Myanmar Rice Federation assures of sufficient supplies
The rice industry body in Myanmar has reassured the public that there will be sufficient rice for domestic consumption and prices will be controlled amid the global COVID-19 pandemic.
The Myanmar Rice Federation (MRF) released a statement on Friday that it would try to have a sufficient and stable supply of rice for the local market as people started panic-buying after the World Health Organization declared COVID-19 as a pandemic last Thursday.
The following day, the President’s Office announced that all public festivals and activities including Thingyan pandals and other events involving crowds shall not take place starting March 13 until April 30, cancelling public celebrations over the Myanmar new year.
The rice federation statement said that it has been in coordination with various government departments, rice traders, millers, distributors, wholesalers and exporters for the stability of the local market with priority made for sufficiency.
“We released the statement so that the public can avoid unnecessary worries.

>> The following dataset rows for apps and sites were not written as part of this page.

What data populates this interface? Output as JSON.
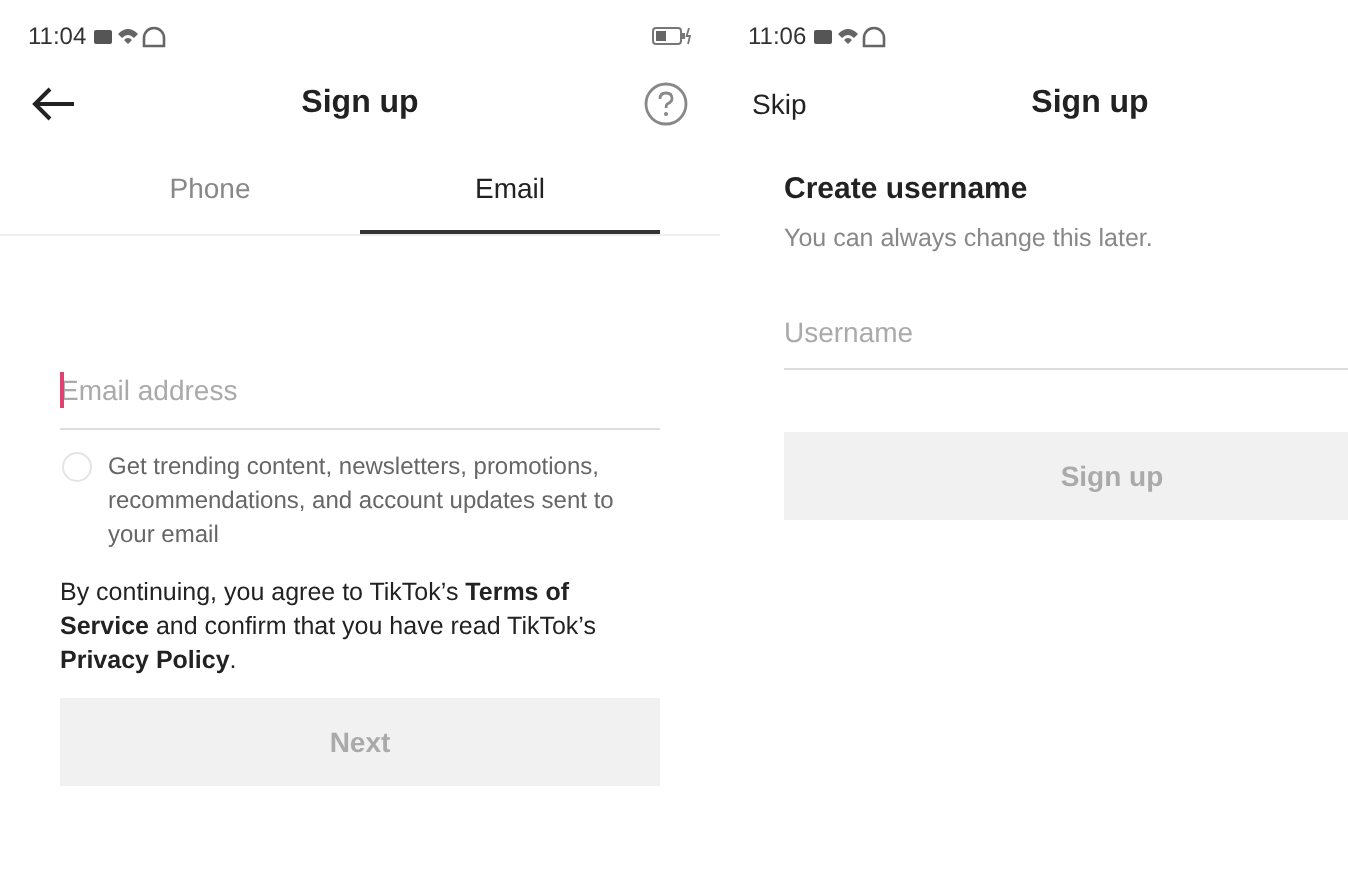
{
  "email_screen": {
    "status_bar": {
      "time": "11:04"
    },
    "header": {
      "title": "Sign up"
    },
    "tabs": [
      {
        "label": "Phone",
        "selected": false
      },
      {
        "label": "Email",
        "selected": true
      }
    ],
    "email_field": {
      "placeholder": "Email address",
      "focused": true
    },
    "marketing_opt_in": {
      "label": "Get trending content, newsletters, promotions, recommendations, and account updates sent to your email",
      "checked": false
    },
    "legal_text": "By continuing, you agree to TikTok’s **Terms of Service** and confirm that you have read TikTok’s **Privacy Policy**.",
    "next_button": {
      "label": "Next",
      "disabled": true
    }
  },
  "username_screen": {
    "status_bar": {
      "time": "11:06"
    },
    "header": {
      "skip": "Skip",
      "title": "Sign up"
    },
    "heading": "Create username",
    "subheading": "You can always change this later.",
    "username_field": {
      "placeholder": "Username"
    },
    "signup_button": {
      "label": "Sign up",
      "disabled": true
    }
  }
}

The government currently has 1.7 million baskets of reserve rice,which were bought from the farmers with its budget. In addition, there is a lot of rice in private hands including exporters, rice merchants and millers,” MRF secretary U Nay Lin Zin told The Myanmar times.
“Now, summer paddy is growing. By the end of March, a huge amount of summer rice will enter the market. So, we’ll have more than enough. There is nothing to be worried about.”

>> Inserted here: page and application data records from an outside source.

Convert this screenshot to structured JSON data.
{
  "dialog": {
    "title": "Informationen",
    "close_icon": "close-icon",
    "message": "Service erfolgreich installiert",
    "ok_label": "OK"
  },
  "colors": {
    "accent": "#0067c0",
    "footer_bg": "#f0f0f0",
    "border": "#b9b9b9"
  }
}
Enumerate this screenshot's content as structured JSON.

If there is a possibility that the price of rice will increase among the retail shops, the reserved rice from the government and the rice of exporters, rice merchants and miller will be sold as a way of controlling the price, he explained.
“We have made arrangements for this case. If it is needed, the government will sell their reserve rice for the people,” he said.

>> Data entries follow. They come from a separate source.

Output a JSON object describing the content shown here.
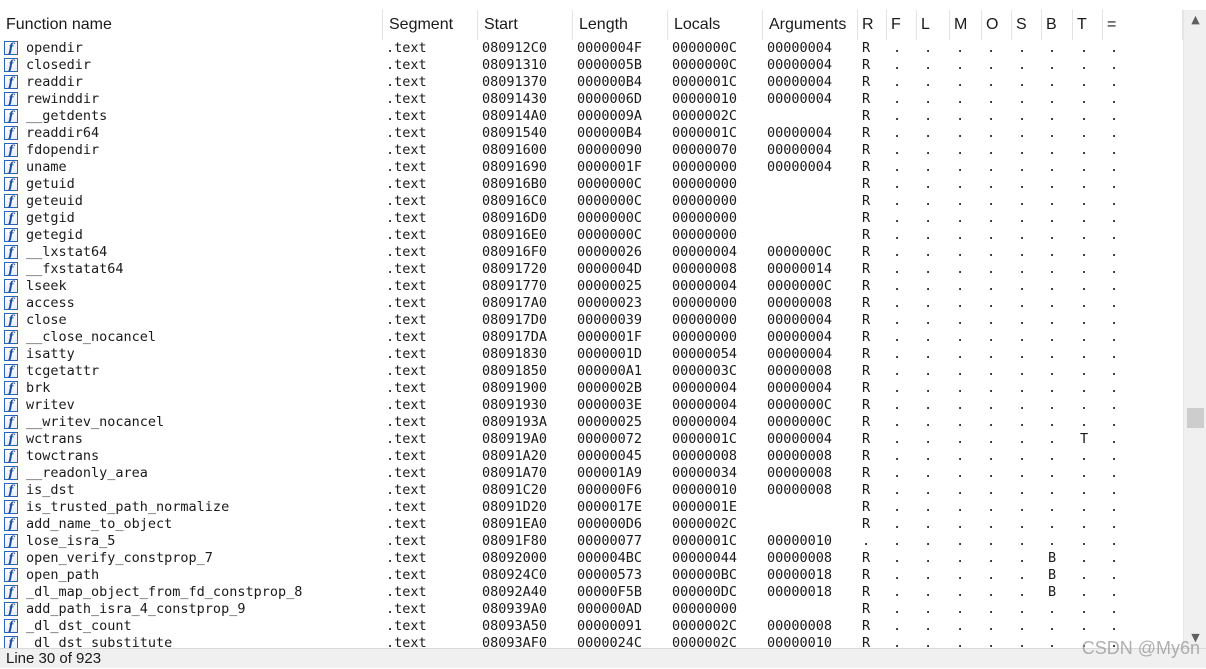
{
  "columns": [
    "Function name",
    "Segment",
    "Start",
    "Length",
    "Locals",
    "Arguments",
    "R",
    "F",
    "L",
    "M",
    "O",
    "S",
    "B",
    "T",
    "="
  ],
  "rows": [
    {
      "name": "opendir",
      "seg": ".text",
      "start": "080912C0",
      "len": "0000004F",
      "locals": "0000000C",
      "args": "00000004",
      "r": "R",
      "f": ".",
      "l": ".",
      "m": ".",
      "o": ".",
      "s": ".",
      "b": ".",
      "t": ".",
      "eq": "."
    },
    {
      "name": "closedir",
      "seg": ".text",
      "start": "08091310",
      "len": "0000005B",
      "locals": "0000000C",
      "args": "00000004",
      "r": "R",
      "f": ".",
      "l": ".",
      "m": ".",
      "o": ".",
      "s": ".",
      "b": ".",
      "t": ".",
      "eq": "."
    },
    {
      "name": "readdir",
      "seg": ".text",
      "start": "08091370",
      "len": "000000B4",
      "locals": "0000001C",
      "args": "00000004",
      "r": "R",
      "f": ".",
      "l": ".",
      "m": ".",
      "o": ".",
      "s": ".",
      "b": ".",
      "t": ".",
      "eq": "."
    },
    {
      "name": "rewinddir",
      "seg": ".text",
      "start": "08091430",
      "len": "0000006D",
      "locals": "00000010",
      "args": "00000004",
      "r": "R",
      "f": ".",
      "l": ".",
      "m": ".",
      "o": ".",
      "s": ".",
      "b": ".",
      "t": ".",
      "eq": "."
    },
    {
      "name": "__getdents",
      "seg": ".text",
      "start": "080914A0",
      "len": "0000009A",
      "locals": "0000002C",
      "args": "",
      "r": "R",
      "f": ".",
      "l": ".",
      "m": ".",
      "o": ".",
      "s": ".",
      "b": ".",
      "t": ".",
      "eq": "."
    },
    {
      "name": "readdir64",
      "seg": ".text",
      "start": "08091540",
      "len": "000000B4",
      "locals": "0000001C",
      "args": "00000004",
      "r": "R",
      "f": ".",
      "l": ".",
      "m": ".",
      "o": ".",
      "s": ".",
      "b": ".",
      "t": ".",
      "eq": "."
    },
    {
      "name": "fdopendir",
      "seg": ".text",
      "start": "08091600",
      "len": "00000090",
      "locals": "00000070",
      "args": "00000004",
      "r": "R",
      "f": ".",
      "l": ".",
      "m": ".",
      "o": ".",
      "s": ".",
      "b": ".",
      "t": ".",
      "eq": "."
    },
    {
      "name": "uname",
      "seg": ".text",
      "start": "08091690",
      "len": "0000001F",
      "locals": "00000000",
      "args": "00000004",
      "r": "R",
      "f": ".",
      "l": ".",
      "m": ".",
      "o": ".",
      "s": ".",
      "b": ".",
      "t": ".",
      "eq": "."
    },
    {
      "name": "getuid",
      "seg": ".text",
      "start": "080916B0",
      "len": "0000000C",
      "locals": "00000000",
      "args": "",
      "r": "R",
      "f": ".",
      "l": ".",
      "m": ".",
      "o": ".",
      "s": ".",
      "b": ".",
      "t": ".",
      "eq": "."
    },
    {
      "name": "geteuid",
      "seg": ".text",
      "start": "080916C0",
      "len": "0000000C",
      "locals": "00000000",
      "args": "",
      "r": "R",
      "f": ".",
      "l": ".",
      "m": ".",
      "o": ".",
      "s": ".",
      "b": ".",
      "t": ".",
      "eq": "."
    },
    {
      "name": "getgid",
      "seg": ".text",
      "start": "080916D0",
      "len": "0000000C",
      "locals": "00000000",
      "args": "",
      "r": "R",
      "f": ".",
      "l": ".",
      "m": ".",
      "o": ".",
      "s": ".",
      "b": ".",
      "t": ".",
      "eq": "."
    },
    {
      "name": "getegid",
      "seg": ".text",
      "start": "080916E0",
      "len": "0000000C",
      "locals": "00000000",
      "args": "",
      "r": "R",
      "f": ".",
      "l": ".",
      "m": ".",
      "o": ".",
      "s": ".",
      "b": ".",
      "t": ".",
      "eq": "."
    },
    {
      "name": "__lxstat64",
      "seg": ".text",
      "start": "080916F0",
      "len": "00000026",
      "locals": "00000004",
      "args": "0000000C",
      "r": "R",
      "f": ".",
      "l": ".",
      "m": ".",
      "o": ".",
      "s": ".",
      "b": ".",
      "t": ".",
      "eq": "."
    },
    {
      "name": "__fxstatat64",
      "seg": ".text",
      "start": "08091720",
      "len": "0000004D",
      "locals": "00000008",
      "args": "00000014",
      "r": "R",
      "f": ".",
      "l": ".",
      "m": ".",
      "o": ".",
      "s": ".",
      "b": ".",
      "t": ".",
      "eq": "."
    },
    {
      "name": "lseek",
      "seg": ".text",
      "start": "08091770",
      "len": "00000025",
      "locals": "00000004",
      "args": "0000000C",
      "r": "R",
      "f": ".",
      "l": ".",
      "m": ".",
      "o": ".",
      "s": ".",
      "b": ".",
      "t": ".",
      "eq": "."
    },
    {
      "name": "access",
      "seg": ".text",
      "start": "080917A0",
      "len": "00000023",
      "locals": "00000000",
      "args": "00000008",
      "r": "R",
      "f": ".",
      "l": ".",
      "m": ".",
      "o": ".",
      "s": ".",
      "b": ".",
      "t": ".",
      "eq": "."
    },
    {
      "name": "close",
      "seg": ".text",
      "start": "080917D0",
      "len": "00000039",
      "locals": "00000000",
      "args": "00000004",
      "r": "R",
      "f": ".",
      "l": ".",
      "m": ".",
      "o": ".",
      "s": ".",
      "b": ".",
      "t": ".",
      "eq": "."
    },
    {
      "name": "__close_nocancel",
      "seg": ".text",
      "start": "080917DA",
      "len": "0000001F",
      "locals": "00000000",
      "args": "00000004",
      "r": "R",
      "f": ".",
      "l": ".",
      "m": ".",
      "o": ".",
      "s": ".",
      "b": ".",
      "t": ".",
      "eq": "."
    },
    {
      "name": "isatty",
      "seg": ".text",
      "start": "08091830",
      "len": "0000001D",
      "locals": "00000054",
      "args": "00000004",
      "r": "R",
      "f": ".",
      "l": ".",
      "m": ".",
      "o": ".",
      "s": ".",
      "b": ".",
      "t": ".",
      "eq": "."
    },
    {
      "name": "tcgetattr",
      "seg": ".text",
      "start": "08091850",
      "len": "000000A1",
      "locals": "0000003C",
      "args": "00000008",
      "r": "R",
      "f": ".",
      "l": ".",
      "m": ".",
      "o": ".",
      "s": ".",
      "b": ".",
      "t": ".",
      "eq": "."
    },
    {
      "name": "brk",
      "seg": ".text",
      "start": "08091900",
      "len": "0000002B",
      "locals": "00000004",
      "args": "00000004",
      "r": "R",
      "f": ".",
      "l": ".",
      "m": ".",
      "o": ".",
      "s": ".",
      "b": ".",
      "t": ".",
      "eq": "."
    },
    {
      "name": "writev",
      "seg": ".text",
      "start": "08091930",
      "len": "0000003E",
      "locals": "00000004",
      "args": "0000000C",
      "r": "R",
      "f": ".",
      "l": ".",
      "m": ".",
      "o": ".",
      "s": ".",
      "b": ".",
      "t": ".",
      "eq": "."
    },
    {
      "name": "__writev_nocancel",
      "seg": ".text",
      "start": "0809193A",
      "len": "00000025",
      "locals": "00000004",
      "args": "0000000C",
      "r": "R",
      "f": ".",
      "l": ".",
      "m": ".",
      "o": ".",
      "s": ".",
      "b": ".",
      "t": ".",
      "eq": "."
    },
    {
      "name": "wctrans",
      "seg": ".text",
      "start": "080919A0",
      "len": "00000072",
      "locals": "0000001C",
      "args": "00000004",
      "r": "R",
      "f": ".",
      "l": ".",
      "m": ".",
      "o": ".",
      "s": ".",
      "b": ".",
      "t": "T",
      "eq": "."
    },
    {
      "name": "towctrans",
      "seg": ".text",
      "start": "08091A20",
      "len": "00000045",
      "locals": "00000008",
      "args": "00000008",
      "r": "R",
      "f": ".",
      "l": ".",
      "m": ".",
      "o": ".",
      "s": ".",
      "b": ".",
      "t": ".",
      "eq": "."
    },
    {
      "name": "__readonly_area",
      "seg": ".text",
      "start": "08091A70",
      "len": "000001A9",
      "locals": "00000034",
      "args": "00000008",
      "r": "R",
      "f": ".",
      "l": ".",
      "m": ".",
      "o": ".",
      "s": ".",
      "b": ".",
      "t": ".",
      "eq": "."
    },
    {
      "name": "is_dst",
      "seg": ".text",
      "start": "08091C20",
      "len": "000000F6",
      "locals": "00000010",
      "args": "00000008",
      "r": "R",
      "f": ".",
      "l": ".",
      "m": ".",
      "o": ".",
      "s": ".",
      "b": ".",
      "t": ".",
      "eq": "."
    },
    {
      "name": "is_trusted_path_normalize",
      "seg": ".text",
      "start": "08091D20",
      "len": "0000017E",
      "locals": "0000001E",
      "args": "",
      "r": "R",
      "f": ".",
      "l": ".",
      "m": ".",
      "o": ".",
      "s": ".",
      "b": ".",
      "t": ".",
      "eq": "."
    },
    {
      "name": "add_name_to_object",
      "seg": ".text",
      "start": "08091EA0",
      "len": "000000D6",
      "locals": "0000002C",
      "args": "",
      "r": "R",
      "f": ".",
      "l": ".",
      "m": ".",
      "o": ".",
      "s": ".",
      "b": ".",
      "t": ".",
      "eq": "."
    },
    {
      "name": "lose_isra_5",
      "seg": ".text",
      "start": "08091F80",
      "len": "00000077",
      "locals": "0000001C",
      "args": "00000010",
      "r": ".",
      "f": ".",
      "l": ".",
      "m": ".",
      "o": ".",
      "s": ".",
      "b": ".",
      "t": ".",
      "eq": "."
    },
    {
      "name": "open_verify_constprop_7",
      "seg": ".text",
      "start": "08092000",
      "len": "000004BC",
      "locals": "00000044",
      "args": "00000008",
      "r": "R",
      "f": ".",
      "l": ".",
      "m": ".",
      "o": ".",
      "s": ".",
      "b": "B",
      "t": ".",
      "eq": "."
    },
    {
      "name": "open_path",
      "seg": ".text",
      "start": "080924C0",
      "len": "00000573",
      "locals": "000000BC",
      "args": "00000018",
      "r": "R",
      "f": ".",
      "l": ".",
      "m": ".",
      "o": ".",
      "s": ".",
      "b": "B",
      "t": ".",
      "eq": "."
    },
    {
      "name": "_dl_map_object_from_fd_constprop_8",
      "seg": ".text",
      "start": "08092A40",
      "len": "00000F5B",
      "locals": "000000DC",
      "args": "00000018",
      "r": "R",
      "f": ".",
      "l": ".",
      "m": ".",
      "o": ".",
      "s": ".",
      "b": "B",
      "t": ".",
      "eq": "."
    },
    {
      "name": "add_path_isra_4_constprop_9",
      "seg": ".text",
      "start": "080939A0",
      "len": "000000AD",
      "locals": "00000000",
      "args": "",
      "r": "R",
      "f": ".",
      "l": ".",
      "m": ".",
      "o": ".",
      "s": ".",
      "b": ".",
      "t": ".",
      "eq": "."
    },
    {
      "name": "_dl_dst_count",
      "seg": ".text",
      "start": "08093A50",
      "len": "00000091",
      "locals": "0000002C",
      "args": "00000008",
      "r": "R",
      "f": ".",
      "l": ".",
      "m": ".",
      "o": ".",
      "s": ".",
      "b": ".",
      "t": ".",
      "eq": "."
    },
    {
      "name": "_dl_dst_substitute",
      "seg": ".text",
      "start": "08093AF0",
      "len": "0000024C",
      "locals": "0000002C",
      "args": "00000010",
      "r": "R",
      "f": ".",
      "l": ".",
      "m": ".",
      "o": ".",
      "s": ".",
      "b": ".",
      "t": ".",
      "eq": "."
    }
  ],
  "status": "Line 30 of 923",
  "watermark": "CSDN @My6n",
  "icons": {
    "function": "function-icon",
    "scroll_up": "scroll-up-arrow-icon",
    "scroll_down": "scroll-down-arrow-icon"
  },
  "colors": {
    "icon_border": "#2a64b8",
    "status_bg": "#f0f0f0"
  }
}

“Myanmar has sufficient rice stocks to meet local demand and more! This was confirmed by the Rice Association in Yangon yesterday. The association said the staple would be distributed by local affiliates in wards and industrial zones at wholesale prices,” U Thaung Tun, minister for investment and foreign economic relations and Myanmar Investment Commission chair wrote on his Twitter. The minister also told the public to rest assured.
The MRF said that it is reviewing the daily situation regarding the impact on local and foreign markets after the COVID-19 is designated as a pandemic. It will cooperate with the business people of private sectors, millers and organisations for a stable market and food security in the country. The MRF will also give suggestions to the government to manage exports systematically by coordinating with the exporters.
The economic impact of the pandemic is already being felt in Myanmar, as the number of tourist arrivals have dropped sharply. Agricultural exports to China have been hit by border closures and lower exports due to travel restrictions imposed as part of attempts to curb the spread of the virus.
In the garment industry, a significant source of employment in Myanmar, factories have been hit a shortage of raw materials due to supply-chain disruptions caused by the Chinese government asking factories to temporarily shut down to prevent the virus from spreading among workers.
There have already been reports of factory closures in Myanmar due to the disruptions. – Translated